2. The state requires code officials to pass the ICC Energy Inspector certification test. 3. The state requires code officials obtain ongoing Energy Code education (CEUs). Technical Support and Resources Best Practices d. Training a. The state provides both code officials and building professionals adequate training, especially when standards change. 1. The state provides incentives for training to promote participation (especially important given the busy schedules of contractors). 2. Code officials and contractors are required to be recertified every few years or after energy codes are altered. 3. The state provides a calendar of events and markets this to affected parties. e. Code Enforcement a. The state provides both code officials and building professionals adequate training, especially when standards change. 1. The state provides assistance for plan review in complex buildings or other specific building types. 2. The state has a certifier program. 3. The state provides compliance materials for use at the building department level. 4. Opportunities for sharing regional resources have been investigated and if exist, utilized 3. Materials, Equipment, Services a. Compliance Incentives/Penalties a. Your state provides materials, resources and services to support energy code compliance. 1. Your state provides incentives for contractors that do well, such as expedited permitting or reduced fees. 2. Your state has penalties for re-inspection and repeated reviews. 3. Your state seeks partnerships with manufacturers and big box retailers to promote energy efficient products and services. 4. Your state helps to subsidize the use of handheld electronics to facilitate building inspection. 5. Your state helps to subsidize duct blaster equipment and equipment training. 6. Your state helps to subsidize blower door equipment and equipment training.

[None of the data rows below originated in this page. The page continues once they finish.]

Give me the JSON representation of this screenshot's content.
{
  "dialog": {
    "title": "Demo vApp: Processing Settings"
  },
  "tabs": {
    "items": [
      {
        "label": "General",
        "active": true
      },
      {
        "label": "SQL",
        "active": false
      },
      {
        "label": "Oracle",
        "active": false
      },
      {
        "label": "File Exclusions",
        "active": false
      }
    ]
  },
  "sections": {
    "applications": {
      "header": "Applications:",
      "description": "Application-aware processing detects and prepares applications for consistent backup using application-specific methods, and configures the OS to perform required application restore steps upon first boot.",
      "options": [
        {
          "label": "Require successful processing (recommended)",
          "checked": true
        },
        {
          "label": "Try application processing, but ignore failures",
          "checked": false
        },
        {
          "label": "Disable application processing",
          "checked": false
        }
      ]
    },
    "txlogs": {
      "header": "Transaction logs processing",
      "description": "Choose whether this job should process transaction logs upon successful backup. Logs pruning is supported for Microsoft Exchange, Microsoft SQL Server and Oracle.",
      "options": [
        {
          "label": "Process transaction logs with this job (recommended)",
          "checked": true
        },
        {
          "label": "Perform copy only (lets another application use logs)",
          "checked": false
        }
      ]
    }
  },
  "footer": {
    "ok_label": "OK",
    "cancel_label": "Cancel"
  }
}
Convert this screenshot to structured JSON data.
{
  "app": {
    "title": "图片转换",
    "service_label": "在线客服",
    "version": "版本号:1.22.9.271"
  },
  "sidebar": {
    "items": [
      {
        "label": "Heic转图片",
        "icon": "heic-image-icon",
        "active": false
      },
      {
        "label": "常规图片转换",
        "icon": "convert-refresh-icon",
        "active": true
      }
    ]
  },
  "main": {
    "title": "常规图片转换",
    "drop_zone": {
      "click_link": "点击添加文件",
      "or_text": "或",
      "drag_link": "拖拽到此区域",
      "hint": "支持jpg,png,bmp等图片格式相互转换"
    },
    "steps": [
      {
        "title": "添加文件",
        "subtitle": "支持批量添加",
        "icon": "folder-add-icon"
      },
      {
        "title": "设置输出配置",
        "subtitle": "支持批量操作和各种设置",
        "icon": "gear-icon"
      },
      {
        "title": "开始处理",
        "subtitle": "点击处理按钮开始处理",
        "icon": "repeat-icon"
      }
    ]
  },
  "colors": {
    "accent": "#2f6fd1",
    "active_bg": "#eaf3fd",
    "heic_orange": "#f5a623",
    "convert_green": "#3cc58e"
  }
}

7. Your state has created a certified provider list for builders and code officials. 8. Your state provides a program for design assistance. 4. Compliance Measurement and Verification Best Practices a. The state has a process in place to measure and evaluate compliance. 1. The state has reviewed DOEs guidance on measuring energy code compliance. 2. The state has its own evaluation methodology in place or in progress. 3. Compliance studies have been performed in the recent past or are any currently being planned or executed. 5. Stakeholders Best Practices a. Distribution and Regional Coordination a. You state seeks out and participates in regional involvement, enforcement and access to information on energy codes. 1. Your state has identified regional organizations and key stakeholders to assist in resource distribution and code awareness. 2. Your state has a central location where stakeholders can go for information on energy code information. 3. Your state provides a copy of the code, code commentary, and other guides to the code enforcement community. Participate at a National Level b. ICC and ASHRAE Participation a. Your state engages in the development of the national model codes and standards and leverages the shared expertise and resources available in national code forums. 1. Your state participates in IECC/IRC/IBC code development, shares knowledge and experiences through ICC online forums. 2. Your state participates in ASHRAE Standard 90.1 development, shares knowledge and experiences through the ASHRAE membership. 3. Your state annually sends at least one representative to the DOE codes conference. 4. The state utilizes OCEAN resources. 5. The state participates in OCEAN communities. New Partnerships for Energy Code Compliance c. New Partnerships for Energy Code Compliance

a. Your state has initiatives, such as climate change, air quality, water savings, or renewable energy objectives, at the state, local or utility level. 1. The state leverages savings through energy codes to address problems or goals regarding emissions. 2. The state has climate initiatives that can help to forge partnerships for energy code adoption or compliance. 3. The state has goals for the use of renewable energy. 4. There is a statewide HERS Provider, and the state promoting the health of the HERS infrastructure. 5. There is a state-supported 3rd-party agent certification infrastructure. 6. The state is actively developing partnerships to promote advanced programs officially through incentives and resources as well as informally by providing partnership opportunities.